• **YOUR OBJECTIVE**
Write out all of the entries exactly, please.
┏━━
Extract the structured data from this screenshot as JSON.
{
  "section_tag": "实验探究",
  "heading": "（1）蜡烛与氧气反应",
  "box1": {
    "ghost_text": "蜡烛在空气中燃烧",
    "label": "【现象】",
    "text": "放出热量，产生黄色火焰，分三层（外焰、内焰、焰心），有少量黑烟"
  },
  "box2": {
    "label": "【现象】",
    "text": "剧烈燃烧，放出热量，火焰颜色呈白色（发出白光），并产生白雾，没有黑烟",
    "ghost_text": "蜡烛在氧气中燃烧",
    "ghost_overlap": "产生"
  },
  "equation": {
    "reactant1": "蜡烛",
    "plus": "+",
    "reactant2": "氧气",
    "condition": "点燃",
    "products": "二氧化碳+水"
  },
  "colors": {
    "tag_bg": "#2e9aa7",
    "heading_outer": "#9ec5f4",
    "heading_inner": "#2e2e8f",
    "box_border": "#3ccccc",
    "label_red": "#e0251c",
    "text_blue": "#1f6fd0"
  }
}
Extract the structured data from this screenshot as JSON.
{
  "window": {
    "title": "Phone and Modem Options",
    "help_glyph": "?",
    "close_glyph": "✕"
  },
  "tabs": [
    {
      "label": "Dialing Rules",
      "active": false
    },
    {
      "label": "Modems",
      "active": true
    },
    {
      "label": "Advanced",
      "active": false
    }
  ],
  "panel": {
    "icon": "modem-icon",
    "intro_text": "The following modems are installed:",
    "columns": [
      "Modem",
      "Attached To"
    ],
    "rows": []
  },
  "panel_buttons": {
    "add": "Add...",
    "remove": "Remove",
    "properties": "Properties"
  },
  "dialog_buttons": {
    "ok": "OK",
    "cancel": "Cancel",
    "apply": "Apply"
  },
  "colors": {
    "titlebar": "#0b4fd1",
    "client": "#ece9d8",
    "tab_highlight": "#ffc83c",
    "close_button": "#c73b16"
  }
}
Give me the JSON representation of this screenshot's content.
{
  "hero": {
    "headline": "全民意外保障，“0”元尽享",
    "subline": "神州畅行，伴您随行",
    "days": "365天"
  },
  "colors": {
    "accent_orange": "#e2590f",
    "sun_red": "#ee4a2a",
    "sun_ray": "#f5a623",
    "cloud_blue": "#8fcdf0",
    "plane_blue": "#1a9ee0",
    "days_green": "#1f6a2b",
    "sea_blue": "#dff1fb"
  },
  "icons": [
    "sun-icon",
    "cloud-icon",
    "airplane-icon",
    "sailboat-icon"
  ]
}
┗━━
• **YOUR SOLUTION**
Extract the structured data from this screenshot as JSON.
{
  "section_tag": "实验探究",
  "heading": "（1）蜡烛与氧气反应",
  "box1": {
    "ghost_text": "蜡烛在空气中燃烧",
    "label": "【现象】",
    "text": "放出热量，产生黄色火焰，分三层（外焰、内焰、焰心），有少量黑烟"
  },
  "box2": {
    "label": "【现象】",
    "text": "剧烈燃烧，放出热量，火焰颜色呈白色（发出白光），并产生白雾，没有黑烟",
    "ghost_text": "蜡烛在氧气中燃烧",
    "ghost_overlap": "产生"
  },
  "equation": {
    "reactant1": "蜡烛",
    "plus": "+",
    "reactant2": "氧气",
    "condition": "点燃",
    "products": "二氧化碳+水"
  },
  "colors": {
    "tag_bg": "#2e9aa7",
    "heading_outer": "#9ec5f4",
    "heading_inner": "#2e2e8f",
    "box_border": "#3ccccc",
    "label_red": "#e0251c",
    "text_blue": "#1f6fd0"
  }
}
Extract the structured data from this screenshot as JSON.
{
  "window": {
    "title": "Phone and Modem Options",
    "help_glyph": "?",
    "close_glyph": "✕"
  },
  "tabs": [
    {
      "label": "Dialing Rules",
      "active": false
    },
    {
      "label": "Modems",
      "active": true
    },
    {
      "label": "Advanced",
      "active": false
    }
  ],
  "panel": {
    "icon": "modem-icon",
    "intro_text": "The following modems are installed:",
    "columns": [
      "Modem",
      "Attached To"
    ],
    "rows": []
  },
  "panel_buttons": {
    "add": "Add...",
    "remove": "Remove",
    "properties": "Properties"
  },
  "dialog_buttons": {
    "ok": "OK",
    "cancel": "Cancel",
    "apply": "Apply"
  },
  "colors": {
    "titlebar": "#0b4fd1",
    "client": "#ece9d8",
    "tab_highlight": "#ffc83c",
    "close_button": "#c73b16"
  }
}
Give me the JSON representation of this screenshot's content.
{
  "hero": {
    "headline": "全民意外保障，“0”元尽享",
    "subline": "神州畅行，伴您随行",
    "days": "365天"
  },
  "colors": {
    "accent_orange": "#e2590f",
    "sun_red": "#ee4a2a",
    "sun_ray": "#f5a623",
    "cloud_blue": "#8fcdf0",
    "plane_blue": "#1a9ee0",
    "days_green": "#1f6a2b",
    "sea_blue": "#dff1fb"
  },
  "icons": [
    "sun-icon",
    "cloud-icon",
    "airplane-icon",
    "sailboat-icon"
  ]
}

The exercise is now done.